While Clark played it cool, though, Bryan's emotions were visible on a game face continuously in transition, with smirks, sneers and leers that would've made Johnny Lydon proud. And appearing outwardly as a petite woman with a platinum blonde pageboy and elegant black dress who could pass for Helen Mirren's daughter, this dame is daring without displaying any sense of pretense. In a rare musical introduction, Bryan even said one of their first collaborations -- "Greyhounds in the Slips" -- is a song that's "so fucking weird."

Her sailor mouth is offset by a beaming smile that keeps this ship cruising, whether she's bumping and grinding with Dafydd, banging the gong with all her tiny might during the climactic conclusion of "Buoy" or rewarding the "nice" Denver audience with an acoustic lullaby called "Silent Treatment," which will appear on their next album.

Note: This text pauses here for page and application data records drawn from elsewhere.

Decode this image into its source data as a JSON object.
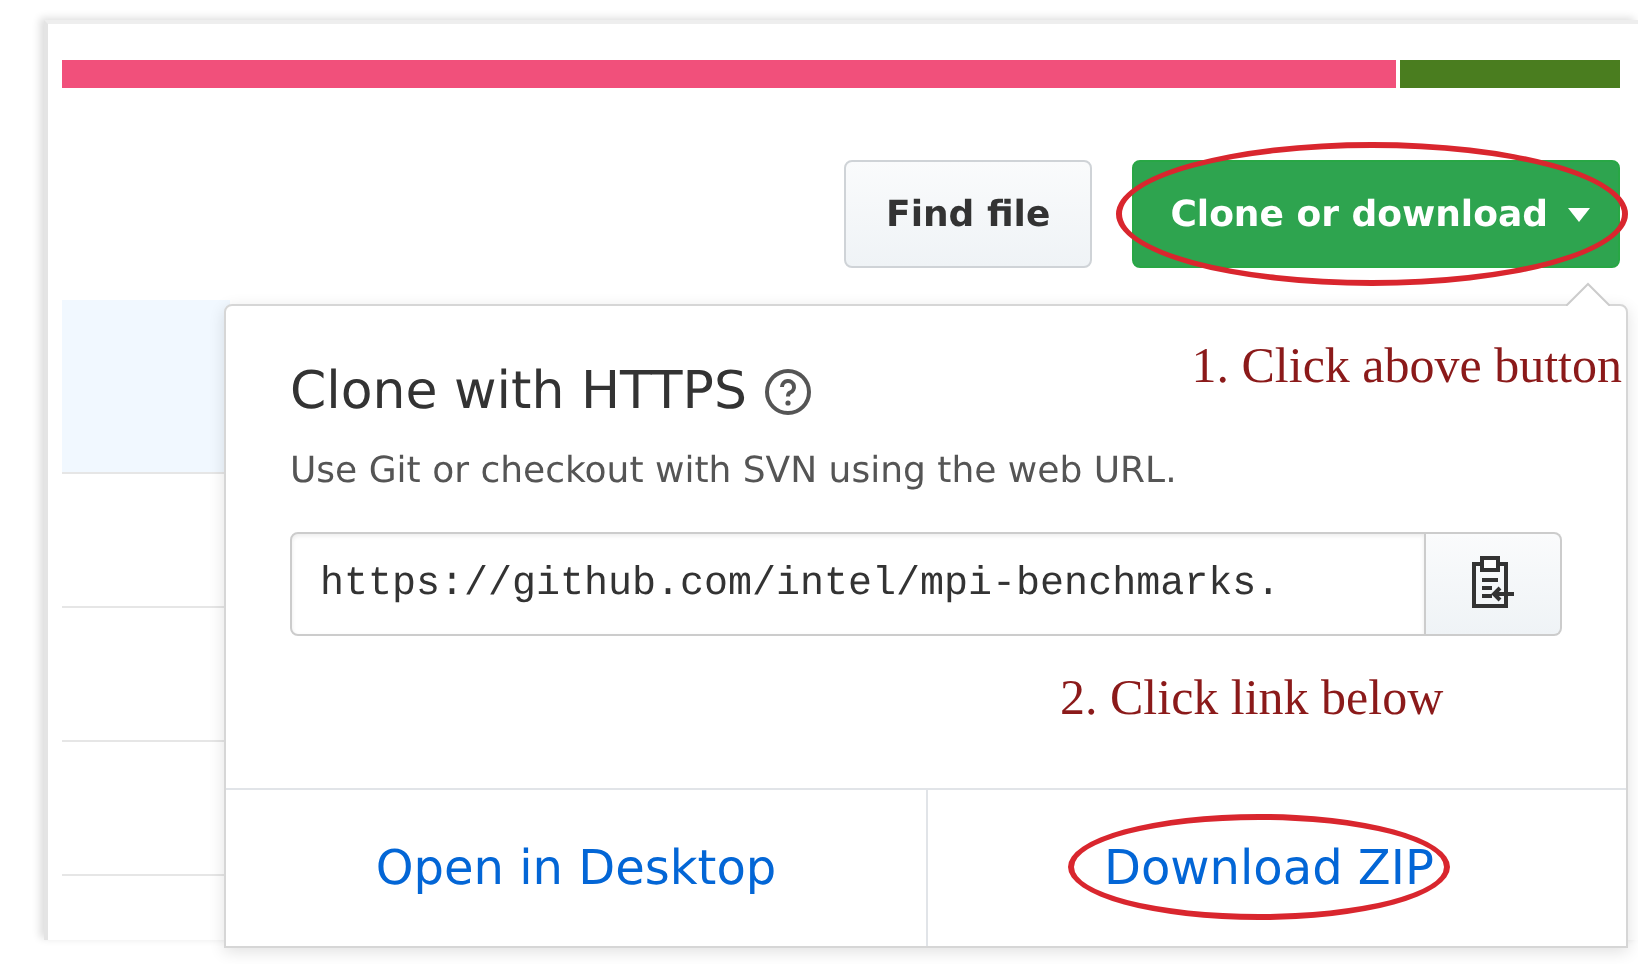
{
  "language_bar": [
    {
      "color": "#f1507b"
    },
    {
      "color": "#4a7d1f"
    }
  ],
  "buttons": [
    {
      "label": "Find file",
      "kind": "plain",
      "highlighted": false
    },
    {
      "label": "Clone or download",
      "kind": "primary",
      "highlighted": true
    }
  ],
  "popover": {
    "title": "Clone with HTTPS",
    "subtitle": "Use Git or checkout with SVN using the web URL.",
    "url": {
      "value": "https://github.com/intel/mpi-benchmarks."
    },
    "links": [
      {
        "label": "Open in Desktop",
        "highlighted": false
      },
      {
        "label": "Download ZIP",
        "highlighted": true
      }
    ]
  },
  "annotations": [
    "1. Click above button",
    "2. Click link below"
  ]
}
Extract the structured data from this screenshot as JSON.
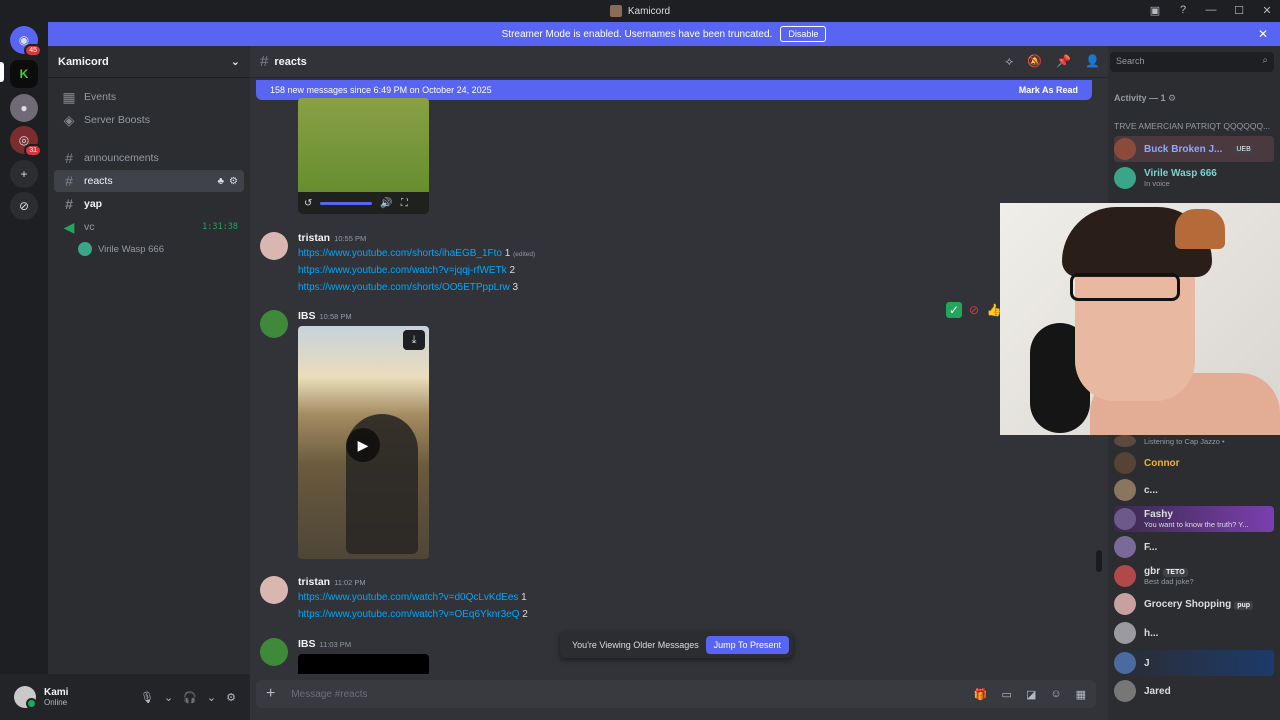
{
  "window": {
    "title": "Kamicord"
  },
  "banner": {
    "text": "Streamer Mode is enabled. Usernames have been truncated.",
    "disable_label": "Disable"
  },
  "servers": [
    {
      "name": "discord-home",
      "badge": "45"
    },
    {
      "name": "server-k",
      "badge": ""
    },
    {
      "name": "server-2",
      "badge": ""
    },
    {
      "name": "server-3",
      "badge": "31"
    }
  ],
  "guild": {
    "name": "Kamicord"
  },
  "channels": {
    "events": "Events",
    "boosts": "Server Boosts",
    "announcements": "announcements",
    "reacts": "reacts",
    "yap": "yap",
    "vc": "vc",
    "vc_time": "1:31:38",
    "vc_user": "Virile Wasp 666"
  },
  "user": {
    "name": "Kami",
    "status": "Online"
  },
  "chat": {
    "channel": "reacts",
    "new_messages": "158 new messages since 6:49 PM on October 24, 2025",
    "mark_read": "Mark As Read",
    "placeholder": "Message #reacts",
    "older_text": "You're Viewing Older Messages",
    "jump_label": "Jump To Present",
    "messages": [
      {
        "author": "tristan",
        "time": "10:55 PM",
        "links": [
          {
            "url": "https://www.youtube.com/shorts/ihaEGB_1Fto",
            "n": "1",
            "edited": "(edited)"
          },
          {
            "url": "https://www.youtube.com/watch?v=jqqj-rfWETk",
            "n": "2"
          },
          {
            "url": "https://www.youtube.com/shorts/OO5ETPppLrw",
            "n": "3"
          }
        ]
      },
      {
        "author": "IBS",
        "time": "10:58 PM"
      },
      {
        "author": "tristan",
        "time": "11:02 PM",
        "links": [
          {
            "url": "https://www.youtube.com/watch?v=d0QcLvKdEes",
            "n": "1"
          },
          {
            "url": "https://www.youtube.com/watch?v=OEq6Yknr3eQ",
            "n": "2"
          }
        ]
      },
      {
        "author": "IBS",
        "time": "11:03 PM"
      }
    ]
  },
  "search": {
    "placeholder": "Search"
  },
  "members": {
    "activity_header": "Activity — 1",
    "role_header": "TRVE AMERCIAN PATRIQT QQQQQQ...",
    "list": [
      {
        "name": "Buck Broken J...",
        "tag": "UEB",
        "status": "",
        "color": "#8fa8ff"
      },
      {
        "name": "Virile Wasp 666",
        "status": "In voice",
        "color": "#7bd4d0"
      },
      {
        "name": "",
        "status": "Listening to Cap Jazzo •",
        "color": "#dbdee1"
      },
      {
        "name": "Connor",
        "status": "",
        "color": "#f0b232"
      },
      {
        "name": "c...",
        "status": "",
        "color": "#dbdee1"
      },
      {
        "name": "Fashy",
        "status": "You want to know the truth? Y...",
        "color": "#dbdee1"
      },
      {
        "name": "F...",
        "status": "",
        "color": "#dbdee1"
      },
      {
        "name": "gbr",
        "tag": "TETO",
        "status": "Best dad joke?",
        "color": "#dbdee1"
      },
      {
        "name": "Grocery Shopping",
        "tag": "pup",
        "status": "",
        "color": "#dbdee1"
      },
      {
        "name": "h...",
        "status": "",
        "color": "#dbdee1"
      },
      {
        "name": "J",
        "status": "",
        "color": "#dbdee1"
      },
      {
        "name": "Jared",
        "status": "",
        "color": "#dbdee1"
      }
    ]
  },
  "colors": {
    "accent": "#5865f2",
    "link": "#00a8fc",
    "online": "#23a55a"
  }
}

That led to the fitting finale with a seraphic start by a lovely harpist introduced as Stephanie. From a dreamlike state, "Whirring" exploded into controlled chaos as the three band members rattled the house with insane intensity, particularly over the final half of this 10-minute live version that's worthy of its encore status.

A band exemplifying pure joie de vivre, The Joy Formidable makes a joyful noise that'll leave you screaming for more. Just make sure you're LOUD enough to be heard.

Concert photos by Michael Bialas. See more of The Joy Formidable at Denver's Bluebird Theater.

See the official video of "Whirring," directed by Christoper Mills, from The Big Roar: